The Princess who kissed the frog
Yesterday we were thinking about the way animals might teach us something eg resilience, trust, forgiveness, remaining observant. Let’s continue this from a slightly different angle.
Many animals have acquired reputations which don’t do them any favours. We can see this through stories and the way our language reflects attitudes. The fox is thought to be sly (eg in the story of the Gingerbread man he promises to take the little guy across a river but then eats him, and in the Aesop fable he manages to get the crow to drop the cheese from his beak by flattering him about his voice), the snake is a devil (as in the Garden of Eden), the wolf is cunning and cruel (as in Little Red Riding Hood or the Three Little Pigs), a shark is a man eater (think Jaws) or cheat (think of what we call a dishonest trader), etc.
I guess some of these reputations are deserved a little bit, but most are not. Snakes may be feared, but they are no more evil than any other creature, and most are harmless. Sharks occasionally nibble a person, but statistically you are more likely to be struck by lightning than attacked by a shark. Wolves CAN be dangerous but, do you know what?, our faithful loving pet dogs are descended from wolves.

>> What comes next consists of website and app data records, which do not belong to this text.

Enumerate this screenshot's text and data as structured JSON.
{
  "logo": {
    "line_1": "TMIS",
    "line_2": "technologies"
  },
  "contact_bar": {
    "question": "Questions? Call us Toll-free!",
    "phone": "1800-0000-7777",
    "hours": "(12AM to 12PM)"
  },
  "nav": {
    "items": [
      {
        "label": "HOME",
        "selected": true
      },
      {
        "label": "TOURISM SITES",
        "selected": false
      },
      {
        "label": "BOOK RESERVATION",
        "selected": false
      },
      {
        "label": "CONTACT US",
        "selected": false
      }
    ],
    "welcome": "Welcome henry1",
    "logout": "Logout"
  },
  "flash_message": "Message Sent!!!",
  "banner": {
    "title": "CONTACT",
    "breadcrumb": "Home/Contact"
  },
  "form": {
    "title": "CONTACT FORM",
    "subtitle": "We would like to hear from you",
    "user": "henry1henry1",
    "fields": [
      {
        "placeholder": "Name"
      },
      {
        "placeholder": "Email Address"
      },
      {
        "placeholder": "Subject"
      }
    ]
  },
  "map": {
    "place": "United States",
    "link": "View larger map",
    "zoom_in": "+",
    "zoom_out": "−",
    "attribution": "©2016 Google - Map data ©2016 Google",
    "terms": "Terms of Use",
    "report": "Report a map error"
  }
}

What about a frog? What do you associate with a frog? Well, although they are not pretty creatures, they have a quite positive reputation. They are supposed to bring luck and fertility. They are welcomed in gardens as pest controllers. In the famous story of the Princess and the Frog, when the princess kisses the frog (not something she really wanted to do, by the way) she finds she has a handsome Prince! In this story she gives me the message of today’s Blog: Don’t judge a book by its cover. Don’t let stereotypes cloud your judgement. Appearances deceive.

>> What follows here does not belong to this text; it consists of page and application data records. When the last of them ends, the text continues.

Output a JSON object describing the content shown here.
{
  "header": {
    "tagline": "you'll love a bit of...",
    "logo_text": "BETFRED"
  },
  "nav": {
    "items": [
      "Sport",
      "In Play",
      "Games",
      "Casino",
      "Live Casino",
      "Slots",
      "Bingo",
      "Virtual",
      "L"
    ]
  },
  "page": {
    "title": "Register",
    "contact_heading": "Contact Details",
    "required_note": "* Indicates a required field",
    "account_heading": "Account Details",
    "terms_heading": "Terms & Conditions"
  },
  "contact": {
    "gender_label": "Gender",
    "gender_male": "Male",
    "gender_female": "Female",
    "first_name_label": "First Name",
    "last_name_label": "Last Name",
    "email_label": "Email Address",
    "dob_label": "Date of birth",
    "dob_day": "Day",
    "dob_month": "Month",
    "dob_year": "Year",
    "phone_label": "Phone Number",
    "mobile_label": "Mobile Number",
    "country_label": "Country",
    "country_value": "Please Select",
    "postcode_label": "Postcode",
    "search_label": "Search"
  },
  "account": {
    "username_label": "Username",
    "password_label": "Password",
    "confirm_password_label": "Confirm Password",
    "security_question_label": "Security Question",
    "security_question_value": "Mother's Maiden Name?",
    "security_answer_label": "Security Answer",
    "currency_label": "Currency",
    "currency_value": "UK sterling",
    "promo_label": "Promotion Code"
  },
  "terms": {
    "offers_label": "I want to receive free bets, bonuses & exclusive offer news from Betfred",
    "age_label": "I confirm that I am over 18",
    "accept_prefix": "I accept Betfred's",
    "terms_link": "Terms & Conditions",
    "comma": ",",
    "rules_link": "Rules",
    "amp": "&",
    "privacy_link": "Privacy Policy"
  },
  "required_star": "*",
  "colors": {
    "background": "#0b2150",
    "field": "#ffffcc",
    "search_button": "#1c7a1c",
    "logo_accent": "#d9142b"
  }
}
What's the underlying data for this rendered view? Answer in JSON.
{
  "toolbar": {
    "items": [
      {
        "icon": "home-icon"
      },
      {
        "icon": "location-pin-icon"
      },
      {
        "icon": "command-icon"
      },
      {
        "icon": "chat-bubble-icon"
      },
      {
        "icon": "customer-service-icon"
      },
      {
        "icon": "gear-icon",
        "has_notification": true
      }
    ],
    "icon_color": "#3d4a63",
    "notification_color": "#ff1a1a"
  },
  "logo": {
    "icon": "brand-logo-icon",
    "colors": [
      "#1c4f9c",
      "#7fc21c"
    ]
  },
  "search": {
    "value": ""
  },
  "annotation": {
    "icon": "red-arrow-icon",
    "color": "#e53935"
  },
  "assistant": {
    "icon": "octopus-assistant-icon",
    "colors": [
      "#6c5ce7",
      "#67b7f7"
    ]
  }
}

There are lots of scriptural passages which reinforce this message.
15 “ ‘Do not pervert justice; do not show partiality to the poor or favouritism to the great, but judge your neighbour fairly.
Matthew 7: 1-5
1 “Do not judge, or you too will be judged.
2 For in the same way you judge others, you will be judged, and with the measure you use, it will be measured to you.
3 “Why do you look at the speck of sawdust in your brother’s eye and pay no attention to the plank in your own eye?
4 How can you say to your brother, ‘Let me take the speck out of your eye,’ when all the time there is a plank in your own eye?
5 You hypocrite, first take the plank out of your own eye, and then you will see clearly to remove the speck from your brother’s eye.